There is a strong argument that 1994 was the last great year of revolution in popular music.

That year, grunge’s decline jumpstarted Brit Pop (Blur’s Parklife and Oasis’s Definitely Maybe), punk returned (Green Day’s Dookie), singer songwriters discovered an edge (Jeff Buckley’s Grace and Tori Amos’s Under The Pink), and rock regained its bite (Soundgarden’s Superunknown and Nine Inch Nails’ The Downward Spiral).

Meanwhile, one of West End’s homegrown sons was sidestepping all the influence and gathering together the fruits of his rich musical heritage to produce a 1994 masterpiece of his own. Rusting With The Chrome Boys was Paddy Dempsey’s glorious opening salvo, a diverse mix of musical imagination that reflected his own creative restlessness.

“In the early 90s, West End was a streetwise place. Tough. But it’s changed a lot,” Paddy said. In fact, as the other members of Sissybones – Paddy’s collective of recent years – arrive, it quickly becomes clear that West End is the [not so] silent fifth member. Vocalist extraordinaire Alison St Ledger, vocalist and violinist Sallianna Campbell, and bass player Robert Pound are quick to share their feelings on our unique suburb. “There is plenty of change, and the gentrification has created a juxtaposition between the old and the new, but it has deep roots and it remains just ‘weird enough’ to hold strong.”

The Sissybones relax at Paddy’s West End home, whose garden doubles as a rehearsal space: leafy, ambient and eclectic. It’s the perfect mix for their music, and the musician-come-City Hopper skipper is keen to remind us of the forthcoming fruits of their labour. “Our new album, Confessions of a Ferryman, is released on the 5th July at the Brisbane Sailing Club. A single, The Greatest Freak, will be revealed at The Powerhouse on the 5th June. I don’t want to give much away but let’s just say, the theme of the album is all revealed in the title track!”

While Paddy has dipped in and out of music over the years, Sissybones kicked off about three years ago, after he worked closely with Alison. “We work at a good leisurely pace,” Alison said. “We do quality, not quantity. We enjoy making music and have a lot of fun; especially at practice!”

Alison is one of West End’s creative dynamos – at times past and present, a director of Women in Voice, and the Cabaret Festival. Sallianna’s resume reads like a who’s who of musical A-listers: Bernard Fanning and Russell Morris to name but two. And Robert – a member of The Toothfaeries for years – seems enthralled by the multitude of genres in which he plays.nOn the forthcoming album, Paddy’s young daughters also feature. Maeve and Orla provide vocals, while Abbey contributes vocals and viola on the song, Open In.

This has been the most fun I’ve had at an interview for ages, and Paddy sums it up. “We love to sing and play.
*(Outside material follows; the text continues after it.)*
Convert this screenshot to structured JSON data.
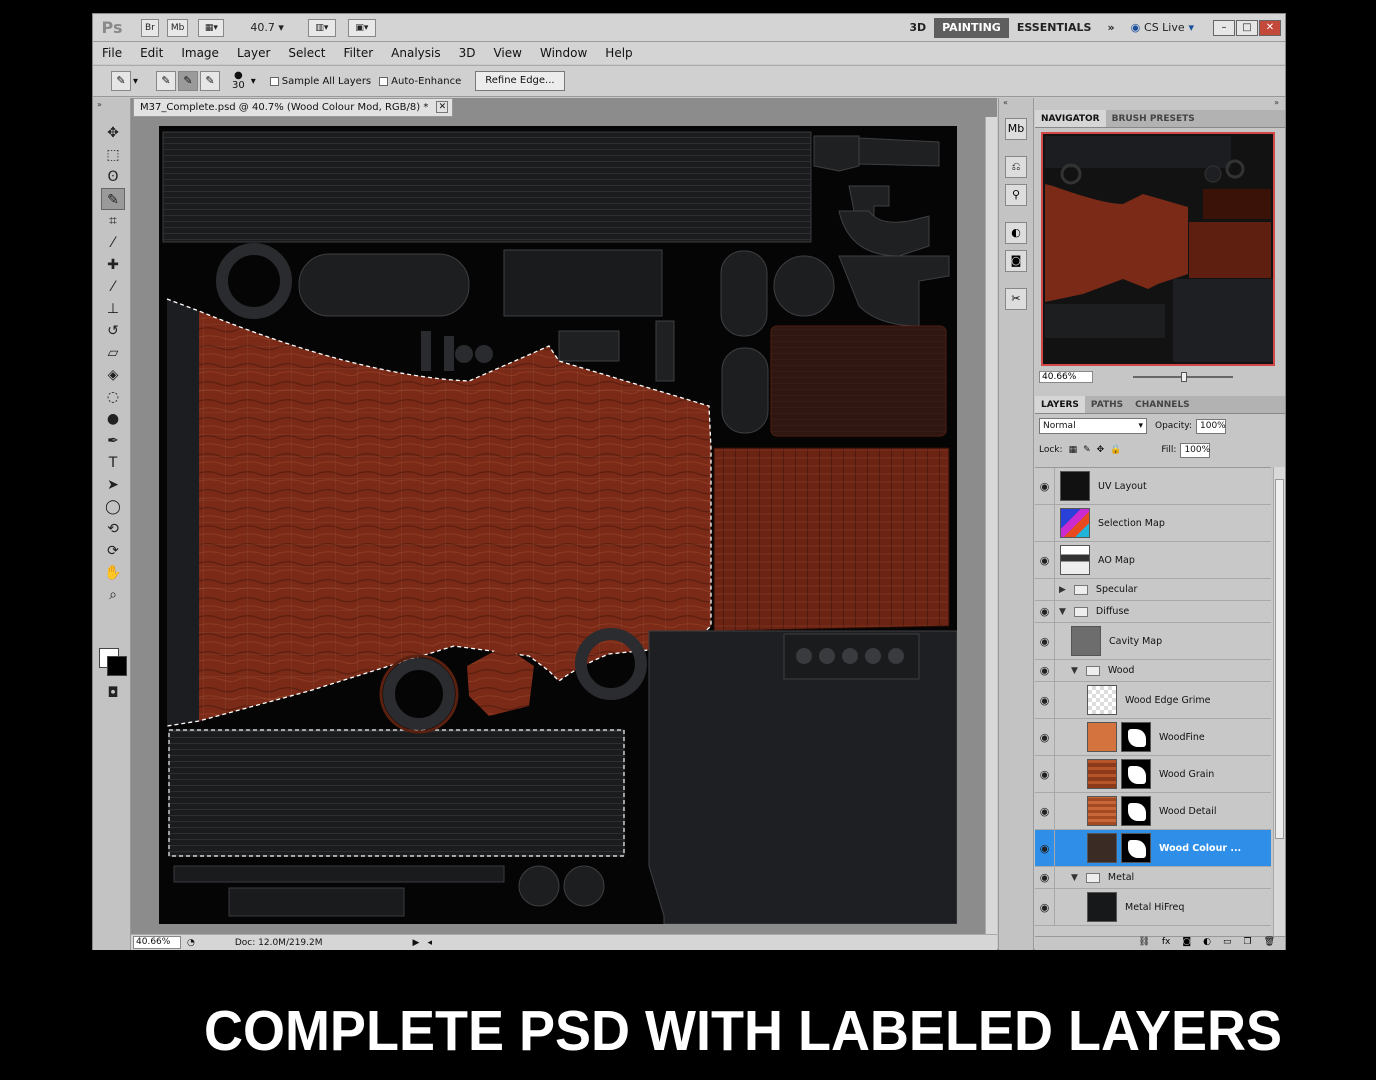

It makes us feel good on the inside.” You’ll feel good too, as soon as Paddy and The Sissybones release that intriguing new album.

To keep up to date, check them out at www.facebook/Sissybones

Words and Images by Colin Bushell